orin stepanek wrote: ↑Thu Jun 08, 2023 4:49 pm
Gotta love the Elephant's trunk!
This guys kinda cute!
Thanks for posting the closeups of the "guy", Orin. I agree it looks like a guy and not like an elephant's trunk!
I think there is star formation going on in the "head" of the "guy". Stars are peaking out in his "eye".
Elephant's Trunk and Caravan.
Image Credit & Copyright: Steve Cannistra (StarryWonders)
I should have been more enthusiastic about this picture than I was yesterday, because it is an RGB image, and that's what I want, right? Admittedly, when it comes to pictures of emission nebulas, RGB images tend to make them look unrelentingly red in a way that I sometimes find overwhelming. Yes, but they are
red, too, because of the very dominant red light of hydrogen alpha, and images like this APOD is a good reminder of that!
(Yes, yes, Chris, I know you insist that emission nebulas are gray, not red, because they look gray and not red through a telescope. But they would
look red and not gray if the human color vision was several magnitudes more sensitive than it is.)
Anyway. The multiple central O-type star, HD 206267, looks nicely blue in the APOD. Also note little flecks of blue on the Elephant Trunk pillar itself, which are little reflection nebulas.
And I have to admit that narrowband imagery brings out more details in pictures of emission nebulas than RGB photography typically does. So here is a narrowband picture of the Elephant Trunk Nebula:
The image doesn't seem to open, but you can see it if you click on the little "no image" icon.
Most of the dust in the Elephant Trunk Nebula is just "flying around", kind of thin and unfocused, as if it was ignoring the power of the central star. Most of the dust structures don't point at the central star and don't have bright rims. But you can find a few bright-rimmed little pillars near the perimeter of the image, which do feel the influence of the hot bright star.
Do take a look at this picture by Steve Cannistra:
The Elephant Trunk Nebula and the Flying Bat Nebula. Credit: Steve Cannistra.
Note all the dark dust all around the Elephant Trunk Nebula, especially above and to the right of it. The Elephant Trunk Nebula has formed in a "river" of gas and dust.
There is far less dust in and near the Flying Bat Nebula. The nebula itself looks much like an empty shell, whereas the Elephant Trunk Nebula looks much more "filled". The multiple O9.5IV central star of the Flying bat Nebula, HD 202214, is cooler than the O6V-type central star of the Elephant Trunk Nebula, but it is surrounded by a highly elongated and mysterious almost pure OIII nebula, Ou4.
And Mu Cephei, if you're wondering, is an unusually deep red supergiant star, also known as the Garnet Star.
Do check out this page
, where you can see a whole bunch of Elephant Trunk Nebula pictures!
And do check out this almost 5 MB picture

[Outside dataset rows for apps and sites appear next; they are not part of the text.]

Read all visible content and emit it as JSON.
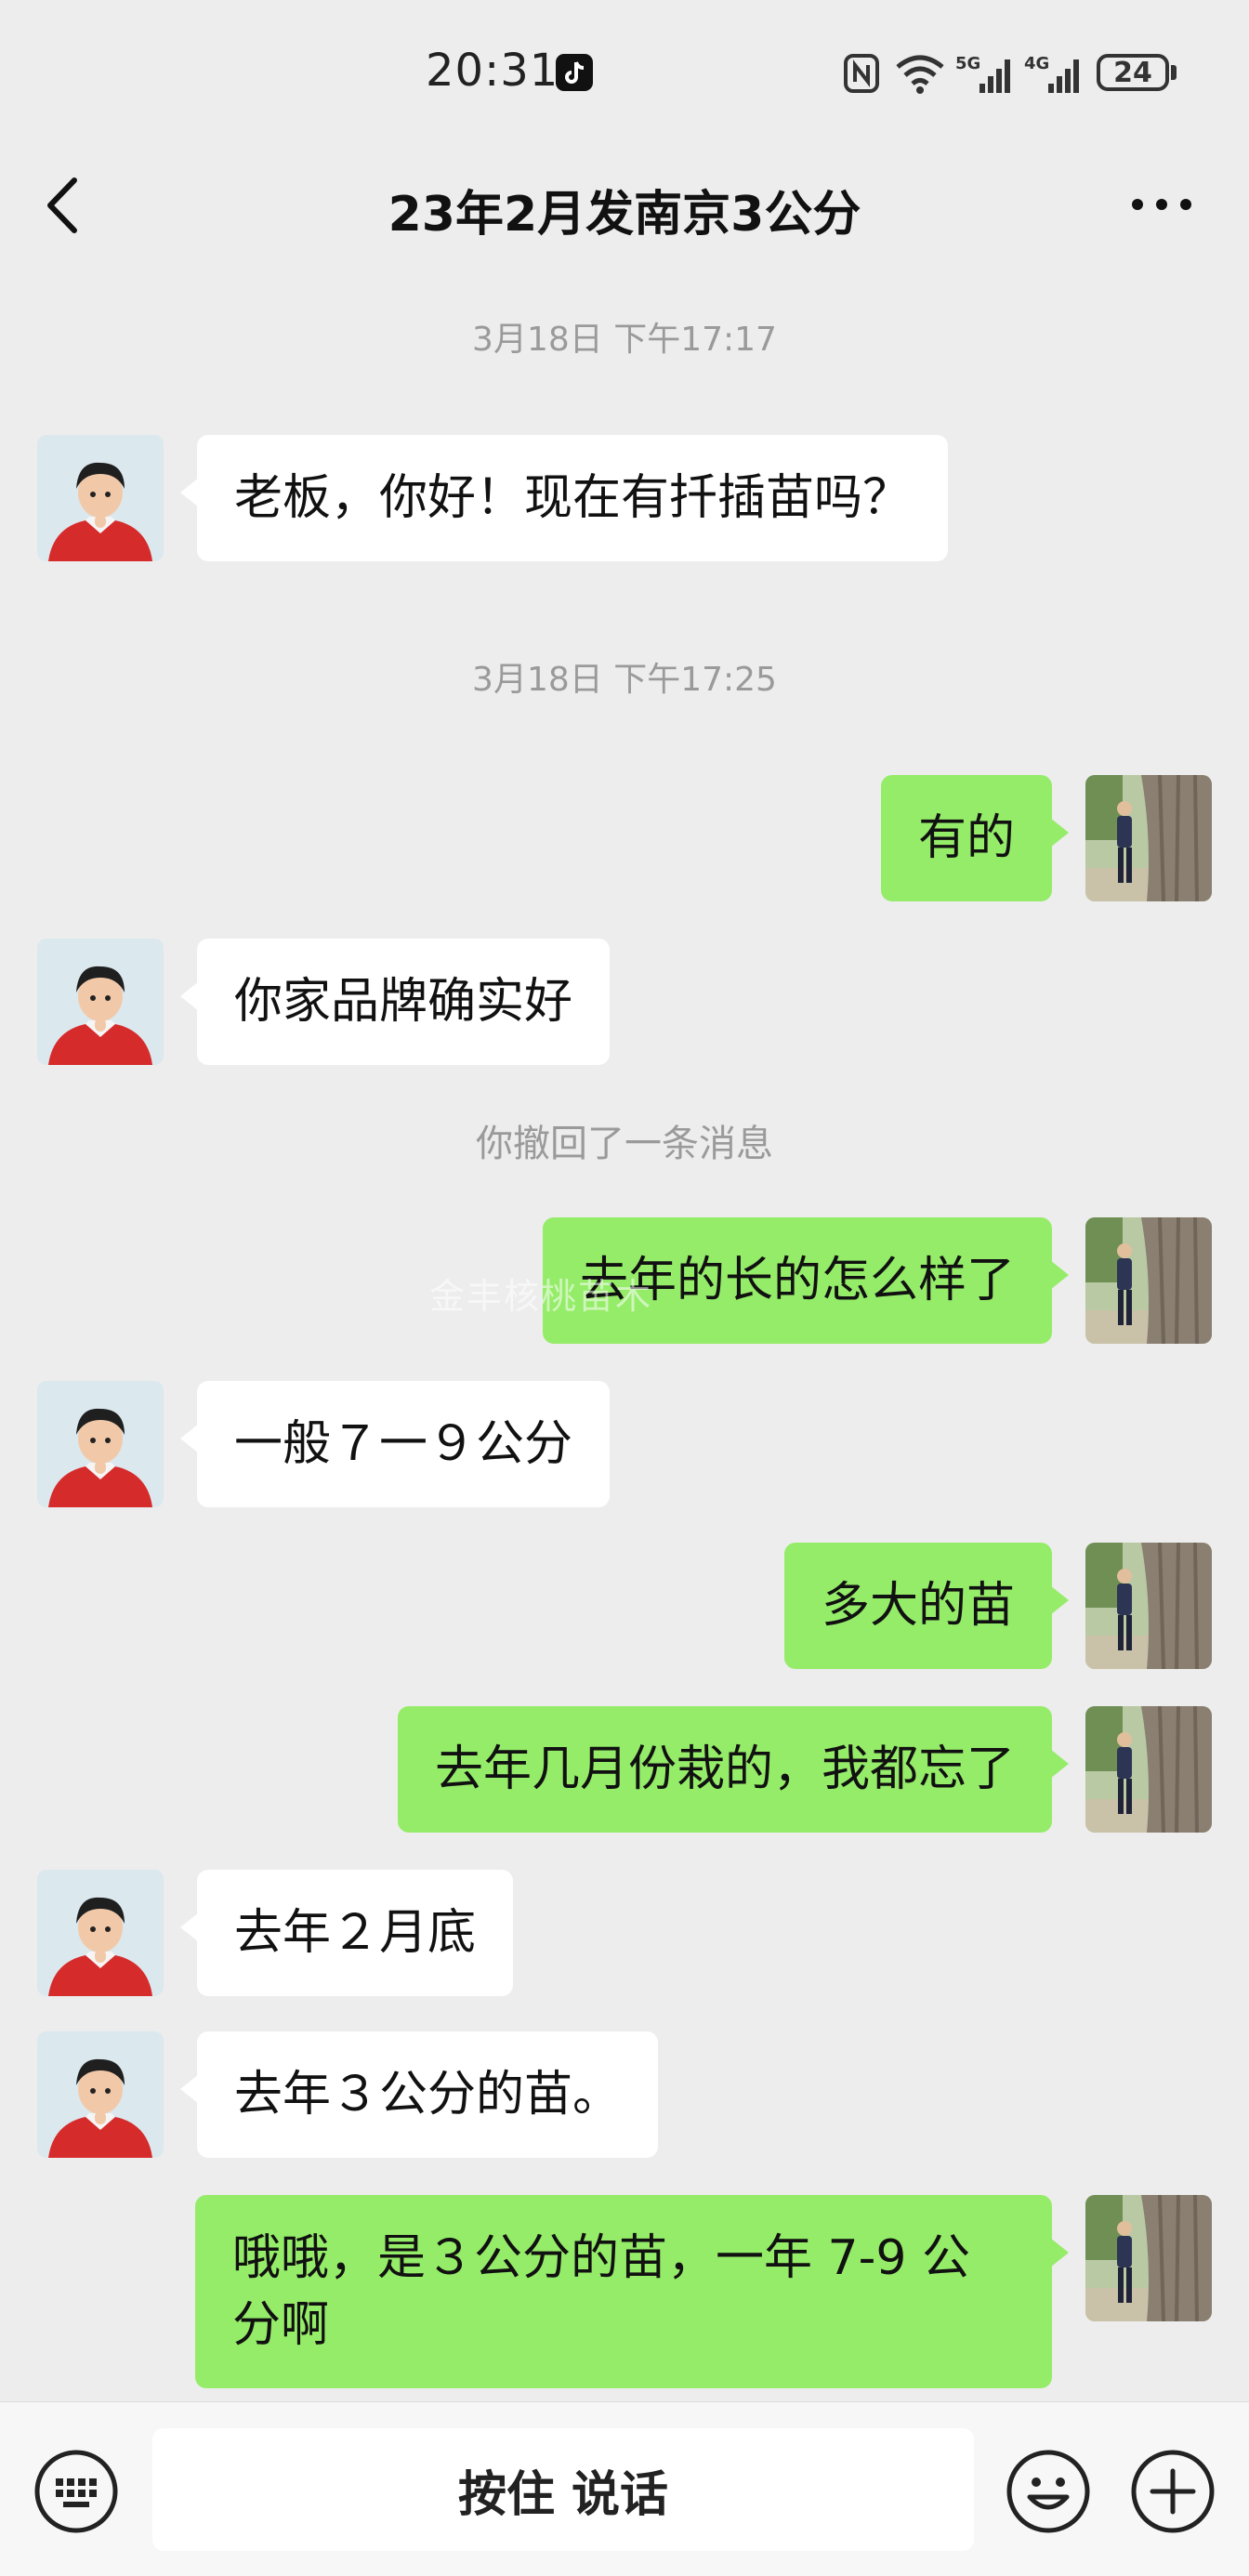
{
  "status_bar": {
    "time": "20:31",
    "battery": "24",
    "icons": [
      "tiktok-icon",
      "nfc-icon",
      "wifi-icon",
      "5g-signal-icon",
      "4g-signal-icon",
      "battery-icon"
    ],
    "network_5g": "5G",
    "network_4g": "4G"
  },
  "header": {
    "title": "23年2月发南京3公分",
    "back_icon": "chevron-left-icon",
    "more_icon": "more-horizontal-icon"
  },
  "messages": [
    {
      "type": "time",
      "text": "3月18日 下午17:17"
    },
    {
      "type": "msg",
      "side": "left",
      "text": "老板，你好！现在有扦插苗吗？"
    },
    {
      "type": "time",
      "text": "3月18日 下午17:25"
    },
    {
      "type": "msg",
      "side": "right",
      "text": "有的"
    },
    {
      "type": "msg",
      "side": "left",
      "text": "你家品牌确实好"
    },
    {
      "type": "system",
      "text": "你撤回了一条消息"
    },
    {
      "type": "msg",
      "side": "right",
      "text": "去年的长的怎么样了"
    },
    {
      "type": "msg",
      "side": "left",
      "text": "一般７一９公分"
    },
    {
      "type": "msg",
      "side": "right",
      "text": "多大的苗"
    },
    {
      "type": "msg",
      "side": "right",
      "text": "去年几月份栽的，我都忘了"
    },
    {
      "type": "msg",
      "side": "left",
      "text": "去年２月底"
    },
    {
      "type": "msg",
      "side": "left",
      "text": "去年３公分的苗。"
    },
    {
      "type": "msg",
      "side": "right",
      "text": "哦哦，是３公分的苗，一年 7-9 公分啊"
    }
  ],
  "watermark": "金丰核桃苗木",
  "input_bar": {
    "hold_to_talk": "按住 说话",
    "keyboard_icon": "keyboard-icon",
    "emoji_icon": "emoji-icon",
    "plus_icon": "plus-circle-icon"
  },
  "colors": {
    "background": "#ededed",
    "bubble_sent": "#95ec69",
    "bubble_received": "#ffffff",
    "meta_text": "#9a9a9a"
  }
}
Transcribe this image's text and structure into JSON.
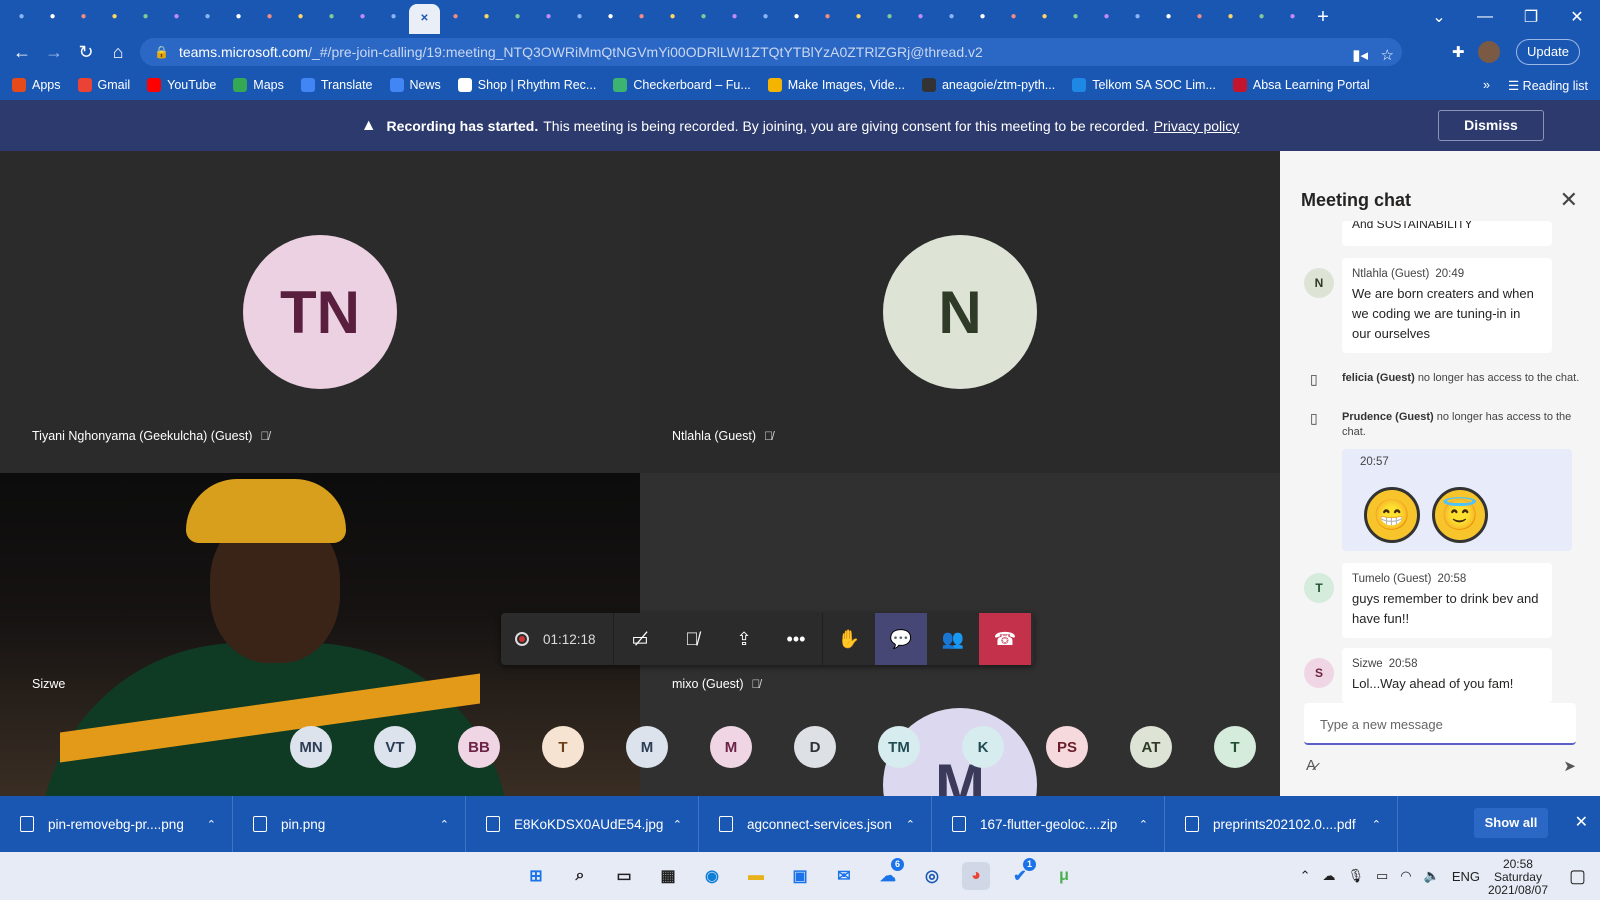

of the Elephant Trunk Nebula. The Elephant Trunk itself looks like a meditating saint with half-closed eyes and wings on his back, basking in the light from - well, from the star HD 206267!
You do not have the required permissions to view the files attached to this post.